> **Instructions for the task**: The entries should each be set down again precisely.

[[ Data supplied, beginning ]]

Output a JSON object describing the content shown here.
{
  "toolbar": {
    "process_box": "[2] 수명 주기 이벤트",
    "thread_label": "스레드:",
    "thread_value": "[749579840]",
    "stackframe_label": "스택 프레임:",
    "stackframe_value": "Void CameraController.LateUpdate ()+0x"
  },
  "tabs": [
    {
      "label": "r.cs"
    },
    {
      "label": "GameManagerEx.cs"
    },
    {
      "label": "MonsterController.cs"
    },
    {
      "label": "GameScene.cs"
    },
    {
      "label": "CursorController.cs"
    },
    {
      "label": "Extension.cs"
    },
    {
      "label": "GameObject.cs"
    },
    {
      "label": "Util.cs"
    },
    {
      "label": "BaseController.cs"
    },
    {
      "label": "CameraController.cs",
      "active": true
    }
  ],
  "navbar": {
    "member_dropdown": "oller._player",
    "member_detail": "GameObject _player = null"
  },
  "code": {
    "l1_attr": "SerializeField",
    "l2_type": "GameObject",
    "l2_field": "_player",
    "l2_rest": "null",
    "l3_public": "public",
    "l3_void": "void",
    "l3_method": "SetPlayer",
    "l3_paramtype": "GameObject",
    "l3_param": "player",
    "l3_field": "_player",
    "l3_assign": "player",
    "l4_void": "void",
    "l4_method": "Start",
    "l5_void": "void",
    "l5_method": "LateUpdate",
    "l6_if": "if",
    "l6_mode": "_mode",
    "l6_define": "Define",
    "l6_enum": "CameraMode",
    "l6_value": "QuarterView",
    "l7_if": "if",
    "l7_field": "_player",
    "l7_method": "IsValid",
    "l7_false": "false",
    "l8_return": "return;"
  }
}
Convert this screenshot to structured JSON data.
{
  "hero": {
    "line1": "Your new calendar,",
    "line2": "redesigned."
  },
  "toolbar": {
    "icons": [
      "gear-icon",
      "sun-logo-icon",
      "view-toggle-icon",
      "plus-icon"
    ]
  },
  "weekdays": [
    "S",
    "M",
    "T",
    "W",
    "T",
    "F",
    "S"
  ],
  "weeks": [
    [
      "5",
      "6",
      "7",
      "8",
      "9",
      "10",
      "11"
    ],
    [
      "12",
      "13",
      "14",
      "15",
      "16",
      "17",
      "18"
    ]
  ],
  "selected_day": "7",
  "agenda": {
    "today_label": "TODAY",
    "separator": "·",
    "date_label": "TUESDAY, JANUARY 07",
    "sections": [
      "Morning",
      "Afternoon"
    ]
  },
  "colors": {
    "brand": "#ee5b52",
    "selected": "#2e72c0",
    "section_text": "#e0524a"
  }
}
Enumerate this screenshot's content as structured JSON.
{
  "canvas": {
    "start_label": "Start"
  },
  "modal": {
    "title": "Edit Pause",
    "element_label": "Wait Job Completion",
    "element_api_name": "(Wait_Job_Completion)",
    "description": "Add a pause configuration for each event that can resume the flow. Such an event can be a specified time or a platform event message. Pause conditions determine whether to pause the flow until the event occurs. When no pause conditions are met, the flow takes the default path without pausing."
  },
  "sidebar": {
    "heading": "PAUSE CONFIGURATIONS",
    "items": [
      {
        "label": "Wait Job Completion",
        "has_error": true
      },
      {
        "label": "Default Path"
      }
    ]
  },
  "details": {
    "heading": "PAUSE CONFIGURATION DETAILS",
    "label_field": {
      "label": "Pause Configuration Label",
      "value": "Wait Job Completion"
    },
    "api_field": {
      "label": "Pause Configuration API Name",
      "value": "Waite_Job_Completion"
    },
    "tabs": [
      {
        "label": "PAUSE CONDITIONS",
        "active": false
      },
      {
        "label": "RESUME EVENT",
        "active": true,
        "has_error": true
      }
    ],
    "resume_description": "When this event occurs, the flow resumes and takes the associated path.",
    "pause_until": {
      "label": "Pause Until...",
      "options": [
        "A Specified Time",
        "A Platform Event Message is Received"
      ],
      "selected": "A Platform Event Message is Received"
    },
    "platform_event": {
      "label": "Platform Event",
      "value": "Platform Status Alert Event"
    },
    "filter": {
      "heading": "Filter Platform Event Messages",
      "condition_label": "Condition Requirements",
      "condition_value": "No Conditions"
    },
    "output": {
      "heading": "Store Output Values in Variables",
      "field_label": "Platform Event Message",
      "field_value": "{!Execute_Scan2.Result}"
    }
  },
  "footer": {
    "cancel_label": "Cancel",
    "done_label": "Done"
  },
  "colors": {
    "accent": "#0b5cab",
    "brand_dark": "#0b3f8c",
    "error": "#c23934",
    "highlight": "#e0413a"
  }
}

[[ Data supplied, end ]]

> **Exercise result**:
Output a JSON object describing the content shown here.
{
  "toolbar": {
    "process_box": "[2] 수명 주기 이벤트",
    "thread_label": "스레드:",
    "thread_value": "[749579840]",
    "stackframe_label": "스택 프레임:",
    "stackframe_value": "Void CameraController.LateUpdate ()+0x"
  },
  "tabs": [
    {
      "label": "r.cs"
    },
    {
      "label": "GameManagerEx.cs"
    },
    {
      "label": "MonsterController.cs"
    },
    {
      "label": "GameScene.cs"
    },
    {
      "label": "CursorController.cs"
    },
    {
      "label": "Extension.cs"
    },
    {
      "label": "GameObject.cs"
    },
    {
      "label": "Util.cs"
    },
    {
      "label": "BaseController.cs"
    },
    {
      "label": "CameraController.cs",
      "active": true
    }
  ],
  "navbar": {
    "member_dropdown": "oller._player",
    "member_detail": "GameObject _player = null"
  },
  "code": {
    "l1_attr": "SerializeField",
    "l2_type": "GameObject",
    "l2_field": "_player",
    "l2_rest": "null",
    "l3_public": "public",
    "l3_void": "void",
    "l3_method": "SetPlayer",
    "l3_paramtype": "GameObject",
    "l3_param": "player",
    "l3_field": "_player",
    "l3_assign": "player",
    "l4_void": "void",
    "l4_method": "Start",
    "l5_void": "void",
    "l5_method": "LateUpdate",
    "l6_if": "if",
    "l6_mode": "_mode",
    "l6_define": "Define",
    "l6_enum": "CameraMode",
    "l6_value": "QuarterView",
    "l7_if": "if",
    "l7_field": "_player",
    "l7_method": "IsValid",
    "l7_false": "false",
    "l8_return": "return;"
  }
}
Convert this screenshot to structured JSON data.
{
  "hero": {
    "line1": "Your new calendar,",
    "line2": "redesigned."
  },
  "toolbar": {
    "icons": [
      "gear-icon",
      "sun-logo-icon",
      "view-toggle-icon",
      "plus-icon"
    ]
  },
  "weekdays": [
    "S",
    "M",
    "T",
    "W",
    "T",
    "F",
    "S"
  ],
  "weeks": [
    [
      "5",
      "6",
      "7",
      "8",
      "9",
      "10",
      "11"
    ],
    [
      "12",
      "13",
      "14",
      "15",
      "16",
      "17",
      "18"
    ]
  ],
  "selected_day": "7",
  "agenda": {
    "today_label": "TODAY",
    "separator": "·",
    "date_label": "TUESDAY, JANUARY 07",
    "sections": [
      "Morning",
      "Afternoon"
    ]
  },
  "colors": {
    "brand": "#ee5b52",
    "selected": "#2e72c0",
    "section_text": "#e0524a"
  }
}
Enumerate this screenshot's content as structured JSON.
{
  "canvas": {
    "start_label": "Start"
  },
  "modal": {
    "title": "Edit Pause",
    "element_label": "Wait Job Completion",
    "element_api_name": "(Wait_Job_Completion)",
    "description": "Add a pause configuration for each event that can resume the flow. Such an event can be a specified time or a platform event message. Pause conditions determine whether to pause the flow until the event occurs. When no pause conditions are met, the flow takes the default path without pausing."
  },
  "sidebar": {
    "heading": "PAUSE CONFIGURATIONS",
    "items": [
      {
        "label": "Wait Job Completion",
        "has_error": true
      },
      {
        "label": "Default Path"
      }
    ]
  },
  "details": {
    "heading": "PAUSE CONFIGURATION DETAILS",
    "label_field": {
      "label": "Pause Configuration Label",
      "value": "Wait Job Completion"
    },
    "api_field": {
      "label": "Pause Configuration API Name",
      "value": "Waite_Job_Completion"
    },
    "tabs": [
      {
        "label": "PAUSE CONDITIONS",
        "active": false
      },
      {
        "label": "RESUME EVENT",
        "active": true,
        "has_error": true
      }
    ],
    "resume_description": "When this event occurs, the flow resumes and takes the associated path.",
    "pause_until": {
      "label": "Pause Until...",
      "options": [
        "A Specified Time",
        "A Platform Event Message is Received"
      ],
      "selected": "A Platform Event Message is Received"
    },
    "platform_event": {
      "label": "Platform Event",
      "value": "Platform Status Alert Event"
    },
    "filter": {
      "heading": "Filter Platform Event Messages",
      "condition_label": "Condition Requirements",
      "condition_value": "No Conditions"
    },
    "output": {
      "heading": "Store Output Values in Variables",
      "field_label": "Platform Event Message",
      "field_value": "{!Execute_Scan2.Result}"
    }
  },
  "footer": {
    "cancel_label": "Cancel",
    "done_label": "Done"
  },
  "colors": {
    "accent": "#0b5cab",
    "brand_dark": "#0b3f8c",
    "error": "#c23934",
    "highlight": "#e0413a"
  }
}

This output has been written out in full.